The strength of Far From Shore lies in the author's ability to present each of the major characters sympathetically in spite of their shortcomings. Through the device of interior monologue, actions and attitudes are provided with an emotional frame of reference that makes them comprehensible. (p. 52)
Major's use of dialogue is particularly admirable both as a means of projecting character and as a device for conveying regional flavour. He catches the rhythms of Newfoundland speech without the peppering of apostrophes that has annoyed me in dialect stories ever since I encountered "Brer Rabbit and the Tar Baby" at an early age. Chris's language is also enlivened by the profanity that Salinger's Catcher in the Rye established as a means of expressing teenage turmoil. The deterioration of the boy's social relationships is marked by a corresponding increase in his use of four-letter words….
Kevin Major should also be commended for the fine balance which he strikes between social and economic determinism, on the one hand, and personal responsibility, on the other.
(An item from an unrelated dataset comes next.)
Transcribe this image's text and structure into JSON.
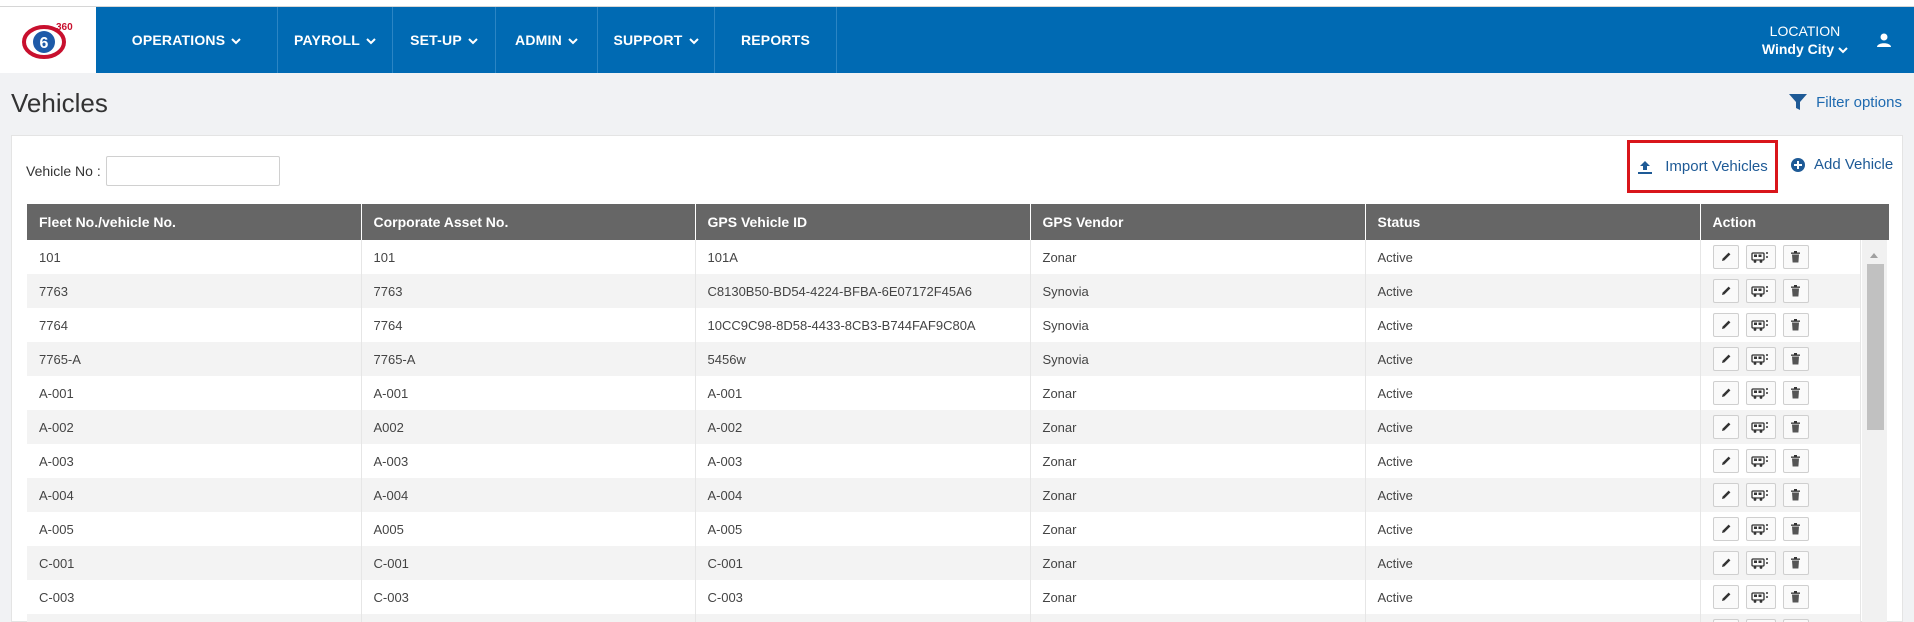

It is not Chris's fault that he chooses to waste his time in bad company. Having drifted far from shore, both literally and figuratively, his recognition that "Come right down to it and it was all my own friggin' fault" indicates his new-found maturity. Major's social realism is essentially optimistic. Each of the characters has the opportunity of starting over. (p. 53)
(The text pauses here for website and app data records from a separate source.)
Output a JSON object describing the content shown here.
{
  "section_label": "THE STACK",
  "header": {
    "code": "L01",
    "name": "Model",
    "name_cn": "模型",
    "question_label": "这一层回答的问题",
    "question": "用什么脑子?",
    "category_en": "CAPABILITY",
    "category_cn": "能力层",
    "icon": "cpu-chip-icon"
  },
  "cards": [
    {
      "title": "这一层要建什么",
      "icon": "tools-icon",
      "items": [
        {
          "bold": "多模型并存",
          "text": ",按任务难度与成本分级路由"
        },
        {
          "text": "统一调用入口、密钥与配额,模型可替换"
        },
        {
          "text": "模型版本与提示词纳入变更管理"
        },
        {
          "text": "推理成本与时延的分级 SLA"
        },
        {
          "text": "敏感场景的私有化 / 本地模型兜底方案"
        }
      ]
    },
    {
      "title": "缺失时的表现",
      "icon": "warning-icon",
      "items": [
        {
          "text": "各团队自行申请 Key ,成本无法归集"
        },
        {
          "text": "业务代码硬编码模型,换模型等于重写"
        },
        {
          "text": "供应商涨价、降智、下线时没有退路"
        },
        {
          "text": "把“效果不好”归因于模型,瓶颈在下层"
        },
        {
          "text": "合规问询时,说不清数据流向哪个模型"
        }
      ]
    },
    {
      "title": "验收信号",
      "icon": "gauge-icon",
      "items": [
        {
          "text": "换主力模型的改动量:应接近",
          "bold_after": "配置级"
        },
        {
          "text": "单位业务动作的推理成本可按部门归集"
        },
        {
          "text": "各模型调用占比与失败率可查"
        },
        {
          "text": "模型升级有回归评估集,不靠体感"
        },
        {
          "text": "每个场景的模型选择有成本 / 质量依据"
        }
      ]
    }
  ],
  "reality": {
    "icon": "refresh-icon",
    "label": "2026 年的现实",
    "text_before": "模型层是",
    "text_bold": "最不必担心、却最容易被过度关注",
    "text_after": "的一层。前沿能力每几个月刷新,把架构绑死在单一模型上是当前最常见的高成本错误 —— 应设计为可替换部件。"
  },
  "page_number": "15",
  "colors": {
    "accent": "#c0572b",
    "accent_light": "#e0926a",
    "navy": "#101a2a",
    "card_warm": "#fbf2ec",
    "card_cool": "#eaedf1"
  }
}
Muriel Whitaker, "Getting Loused Up in Newfoundland," in Canadian Children's Literature; A Journal of Criticism and Review (Box 335, Guelph, Ontario, Canada N1H6K5), No. 22, 1981, pp. 50-3.